Before Danny pressed the bright red M to start the print, we made sure he got to choose the filament color that he wanted. We now have a selection of filament to choose from: blue, red, white, clear, black, yellow, orange, green, purple, and black. Danny’s gem took about 24 minutes to print. Now that we have an approximate time frame for printing these gems, we are going to try to get 2 printed during each class period over the next few days. Once again, students flocked around the printer and begged for their gem to be next.
You can watch is gem print process here:
I’ve also been experimenting with a couple of tools that will hopefully inspire some new projects with several classrooms. One tool is Tinkercad. I recently used Tinkercad to make a words with wings keychain. In her new book, Words with Wings, Nikki Grimes has some incredible poems that detail how a single word can help us take flight through its meaning in our lives.

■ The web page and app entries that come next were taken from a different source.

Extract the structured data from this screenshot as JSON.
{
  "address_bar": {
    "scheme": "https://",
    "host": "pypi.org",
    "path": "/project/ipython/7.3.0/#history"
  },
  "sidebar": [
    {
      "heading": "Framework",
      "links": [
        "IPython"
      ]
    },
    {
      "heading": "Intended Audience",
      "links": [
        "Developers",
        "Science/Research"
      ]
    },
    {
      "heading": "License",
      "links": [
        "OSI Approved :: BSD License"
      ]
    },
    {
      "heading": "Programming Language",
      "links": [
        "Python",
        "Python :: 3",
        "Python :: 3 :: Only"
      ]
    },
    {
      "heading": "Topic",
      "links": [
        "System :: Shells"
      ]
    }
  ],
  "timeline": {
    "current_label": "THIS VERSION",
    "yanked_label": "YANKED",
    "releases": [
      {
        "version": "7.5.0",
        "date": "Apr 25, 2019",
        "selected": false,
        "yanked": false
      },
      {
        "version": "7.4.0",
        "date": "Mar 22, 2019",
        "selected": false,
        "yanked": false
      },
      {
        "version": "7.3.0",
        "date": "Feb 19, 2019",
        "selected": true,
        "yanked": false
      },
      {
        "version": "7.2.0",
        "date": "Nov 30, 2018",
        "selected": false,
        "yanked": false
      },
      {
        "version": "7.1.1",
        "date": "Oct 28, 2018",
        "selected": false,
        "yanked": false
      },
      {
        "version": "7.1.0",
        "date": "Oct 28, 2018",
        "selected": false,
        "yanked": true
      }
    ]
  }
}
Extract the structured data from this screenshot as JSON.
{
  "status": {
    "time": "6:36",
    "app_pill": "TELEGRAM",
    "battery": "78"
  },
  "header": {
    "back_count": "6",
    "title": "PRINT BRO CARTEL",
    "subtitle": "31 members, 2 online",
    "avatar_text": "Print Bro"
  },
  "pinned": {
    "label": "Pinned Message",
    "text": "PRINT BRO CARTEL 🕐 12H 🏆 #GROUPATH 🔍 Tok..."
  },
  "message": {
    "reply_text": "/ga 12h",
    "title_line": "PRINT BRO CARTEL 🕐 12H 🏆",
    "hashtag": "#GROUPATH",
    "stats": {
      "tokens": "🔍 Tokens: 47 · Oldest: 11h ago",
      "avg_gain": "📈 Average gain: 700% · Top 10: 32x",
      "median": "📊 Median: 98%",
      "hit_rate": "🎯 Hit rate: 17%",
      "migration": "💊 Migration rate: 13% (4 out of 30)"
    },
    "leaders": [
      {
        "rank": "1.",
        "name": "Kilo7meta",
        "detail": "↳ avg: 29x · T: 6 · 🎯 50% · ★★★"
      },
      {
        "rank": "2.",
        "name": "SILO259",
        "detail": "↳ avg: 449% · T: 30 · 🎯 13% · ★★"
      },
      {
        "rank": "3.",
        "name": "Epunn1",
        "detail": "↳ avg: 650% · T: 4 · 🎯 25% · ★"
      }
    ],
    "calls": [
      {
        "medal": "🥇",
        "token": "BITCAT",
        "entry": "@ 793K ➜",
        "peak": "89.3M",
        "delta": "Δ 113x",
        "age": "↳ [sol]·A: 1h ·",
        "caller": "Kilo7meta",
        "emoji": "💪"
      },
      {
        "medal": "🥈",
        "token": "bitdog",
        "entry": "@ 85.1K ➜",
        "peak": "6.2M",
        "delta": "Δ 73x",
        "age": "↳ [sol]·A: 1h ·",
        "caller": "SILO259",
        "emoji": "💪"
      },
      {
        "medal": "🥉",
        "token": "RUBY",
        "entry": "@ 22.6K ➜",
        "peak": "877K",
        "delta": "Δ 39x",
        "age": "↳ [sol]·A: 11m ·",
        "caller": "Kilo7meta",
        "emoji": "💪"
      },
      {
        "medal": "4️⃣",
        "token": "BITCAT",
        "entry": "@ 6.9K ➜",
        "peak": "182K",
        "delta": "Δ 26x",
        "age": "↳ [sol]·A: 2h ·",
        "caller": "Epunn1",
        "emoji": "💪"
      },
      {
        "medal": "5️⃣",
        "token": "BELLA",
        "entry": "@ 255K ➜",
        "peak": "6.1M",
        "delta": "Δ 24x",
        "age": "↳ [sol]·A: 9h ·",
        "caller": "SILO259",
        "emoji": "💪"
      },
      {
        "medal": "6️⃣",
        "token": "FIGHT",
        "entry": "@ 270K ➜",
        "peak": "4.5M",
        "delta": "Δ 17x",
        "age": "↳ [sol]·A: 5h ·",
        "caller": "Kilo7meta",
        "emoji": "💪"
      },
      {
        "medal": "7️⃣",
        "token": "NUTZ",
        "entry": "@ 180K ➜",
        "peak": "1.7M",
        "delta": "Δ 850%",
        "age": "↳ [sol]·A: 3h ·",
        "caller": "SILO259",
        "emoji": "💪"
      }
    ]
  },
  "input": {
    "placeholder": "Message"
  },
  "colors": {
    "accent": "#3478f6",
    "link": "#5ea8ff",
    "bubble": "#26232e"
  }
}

I hope that I can share this poetry with students, have them select their own “words with wings”, and create backpack pulls using Tinkercad.
Another new tool is Blokify. With this easy-to-use iPad app, students use a series of blocks to make pretty much anything they want. While the blocks are designed to look like a castle, space ship, or pirate ship, they can really be stacked into anything in a Minecraft-like style. The files can be emailed from the iPad to be imported into Makerware. I hope to do storytelling projects with teachers around student-designed settings and/or characters. With the blocks all being the same size, there is also great potential to use this for perimeter and area in math.
I love how ideas keep naturally surfacing within our standards and explorations. It’s not about what we can 3D print. It’s about what we are learning about, what we want to create, and how 3D printing might support that.